_Work to be completed:_ Report, as a single figure, how many lines in the records below include "this".

◆ ◆ ◆ ◆ ◆

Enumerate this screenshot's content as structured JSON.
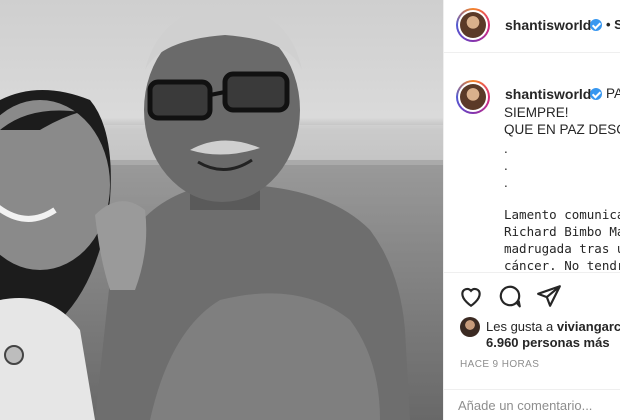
{
  "post": {
    "username": "shantisworld",
    "header_follow": "• S",
    "caption_lines": [
      "PA",
      "SIEMPRE!",
      "QUE EN PAZ DESCA",
      ".",
      ".",
      "."
    ],
    "caption_message_lines": [
      "Lamento comunica",
      "Richard Bimbo Mac",
      "madrugada tras un",
      "cáncer. No tendren"
    ],
    "likes_prefix": "Les gusta a",
    "likes_user": "viviangarc",
    "likes_count": "6.960 personas más",
    "timestamp": "HACE 9 HORAS",
    "comment_placeholder": "Añade un comentario..."
  },
  "icons": [
    "heart-icon",
    "comment-icon",
    "share-icon",
    "verified-badge-icon"
  ],
  "colors": {
    "accent": "#3897f0",
    "text": "#262626",
    "muted": "#8e8e8e",
    "border": "#efefef"
  }
}
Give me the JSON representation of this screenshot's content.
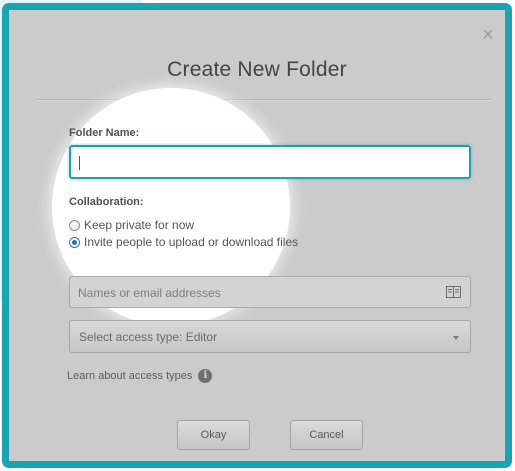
{
  "dialog": {
    "title": "Create New Folder",
    "close_symbol": "×"
  },
  "folder_name": {
    "label": "Folder Name:",
    "value": ""
  },
  "collaboration": {
    "label": "Collaboration:",
    "options": [
      {
        "label": "Keep private for now",
        "checked": false
      },
      {
        "label": "Invite people to upload or download files",
        "checked": true
      }
    ]
  },
  "invite": {
    "emails_placeholder": "Names or email addresses",
    "access_select_value": "Select access type: Editor",
    "learn_link": "Learn about access types",
    "info_symbol": "i"
  },
  "buttons": {
    "okay": "Okay",
    "cancel": "Cancel"
  },
  "colors": {
    "frame": "#1ba3b1",
    "focus_border": "#1ba3b1",
    "overlay": "#cbcbcb",
    "radio_selected": "#1f6fc0"
  },
  "icons": {
    "close": "close-icon",
    "address_book": "address-book-icon",
    "dropdown": "chevron-down-icon",
    "info": "info-icon"
  }
}
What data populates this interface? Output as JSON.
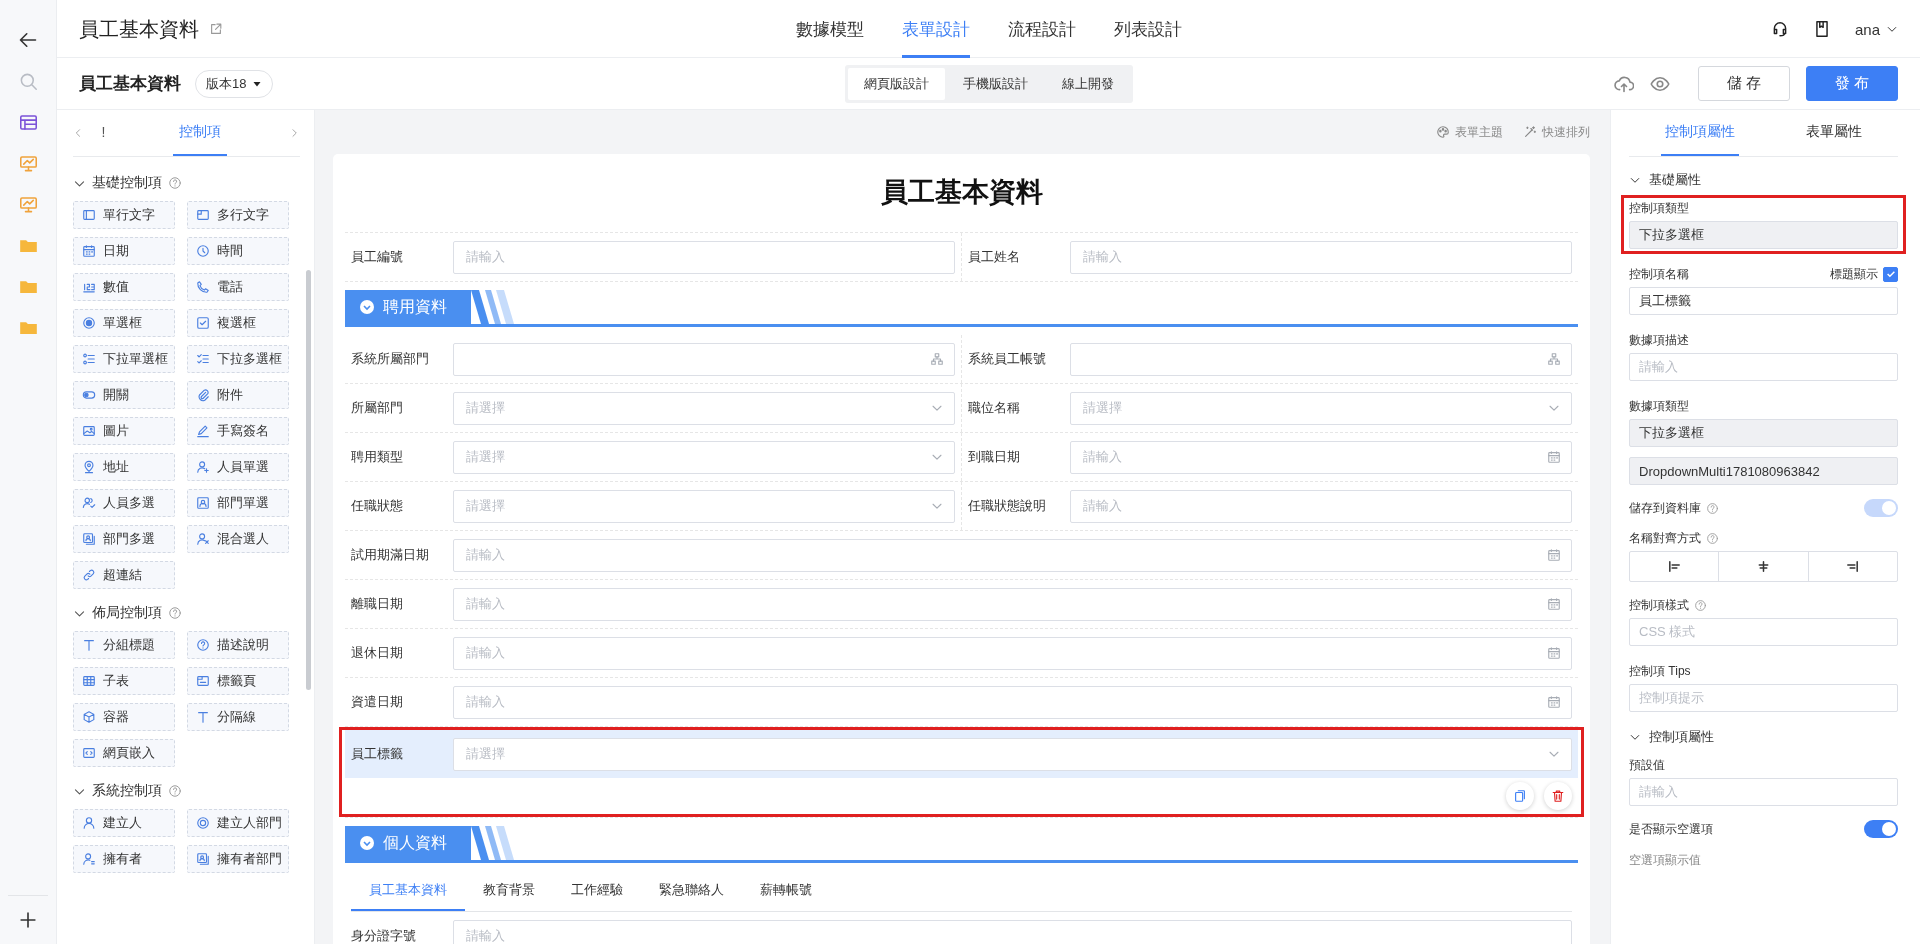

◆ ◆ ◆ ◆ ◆

_Response:_ 3